Ari Shapiro, the 30-year-old justice department correspondent for National Public Radio, bounces around the network’s Washington, D.C., headquarters, greeting colleagues on every floor. “People talk about how they grew up listening to Edward R. Murrow or Walter Cronkite,” Shapiro says, settling in at a table on the roof of the building. “In my family it was NPR. So to be working with people like Robert Siegel and Nina Totenberg -- and to occasionally host Morning Edition -- is kind of surreal, even now, having been here eight years.”

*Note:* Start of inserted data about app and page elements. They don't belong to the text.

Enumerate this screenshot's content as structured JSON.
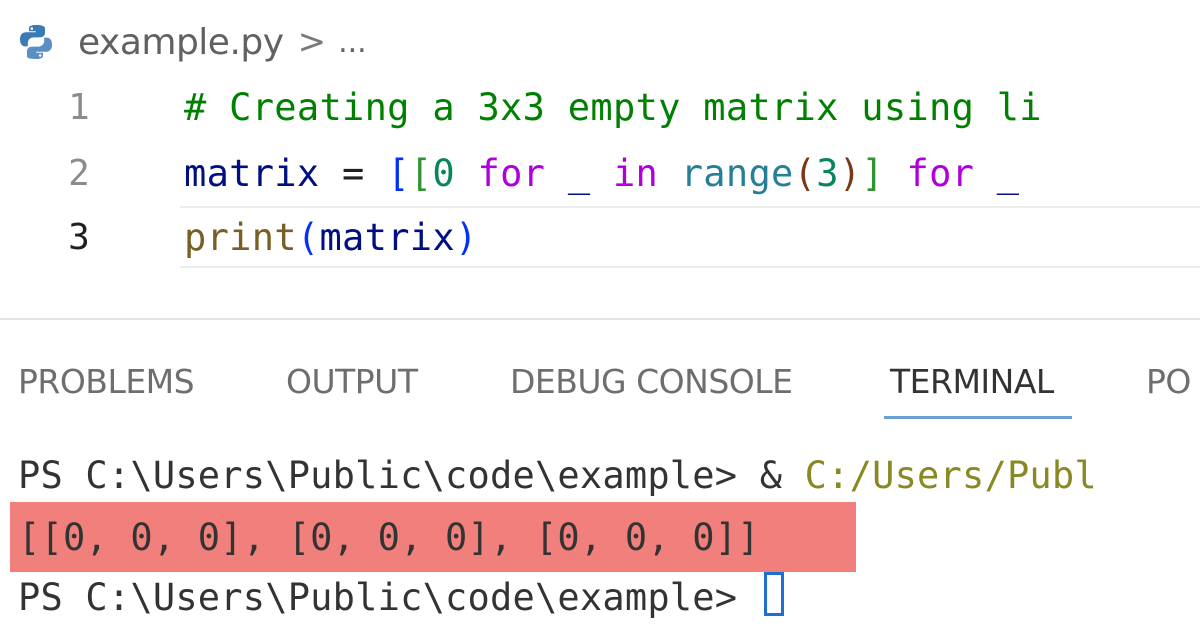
{
  "breadcrumb": {
    "file_icon": "python-file-icon",
    "file_name": "example.py",
    "separator": ">",
    "more": "..."
  },
  "editor": {
    "lines": [
      {
        "number": "1",
        "comment": "# Creating a 3x3 empty matrix using li"
      },
      {
        "number": "2",
        "var": "matrix",
        "eq": " = ",
        "b1": "[",
        "b2": "[",
        "zero": "0",
        "for1": "for",
        "under1": " _ ",
        "in1": "in",
        "range": "range",
        "paren_open": "(",
        "three": "3",
        "paren_close": ")",
        "b2c": "]",
        "for2": "for",
        "under2": " _ "
      },
      {
        "number": "3",
        "print": "print",
        "paren_open": "(",
        "arg": "matrix",
        "paren_close": ")"
      }
    ]
  },
  "panel": {
    "tabs": [
      {
        "label": "PROBLEMS"
      },
      {
        "label": "OUTPUT"
      },
      {
        "label": "DEBUG CONSOLE"
      },
      {
        "label": "TERMINAL"
      },
      {
        "label": "PO"
      }
    ],
    "active_tab": "TERMINAL"
  },
  "terminal": {
    "line1_prompt": "PS C:\\Users\\Public\\code\\example> ",
    "line1_amp": "& ",
    "line1_path": "C:/Users/Publ",
    "output": "[[0, 0, 0], [0, 0, 0], [0, 0, 0]]",
    "line3_prompt": "PS C:\\Users\\Public\\code\\example> "
  },
  "colors": {
    "output_highlight": "#f1807c",
    "active_tab_underline": "#6aa0d6",
    "comment": "#008000",
    "keyword": "#af00db"
  }
}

Shapiro arrived at NPR months after graduating from Yale University in 2000 and was nurtured by the radio’s legal reporters, specifically Totenberg. He soon took off for stints around the country, filing stories on everything from hurricanes to the right-to-life battle over Terri Schiavo, before coming back to D.C. to cover national legal affairs. Out since high school, Shapiro has shared his life with lawyer Michael Gottlieb for 10 years (yes, since they were both students at Yale). In 2004 the pair married in San Francisco -- “annulled!” Shapiro says, referring to the fact that Mayor Gavin Newsom’s efforts to legalize same-sex marriage in the city were soon overturned. California has since legalized marriage equality, but Gottlieb and Shapiro, who share a town house in D.C.’s trendy U Street district, haven’t remarried.
“At NPR, I’ve never felt like a ‘gay journalist,’ ” he says, “any more than a Jewish journalist or a left-handed journalist.” Nevertheless, it was a gay-themed story in 2005 that won Shapiro the prestigious Daniel Schorr Journalism Prize. Sneaking his microphone into bathhouses in Miami and Chicago, Shapiro reported on the connection between crystal meth use and the spiraling rate of HIV transmission.
Despite his rapid ascent -- he was the youngest in NPR history to achieve correspondent status --Shapiro remains humble: “I still have a lot to learn, and I think the best place to do that is here in Washington.”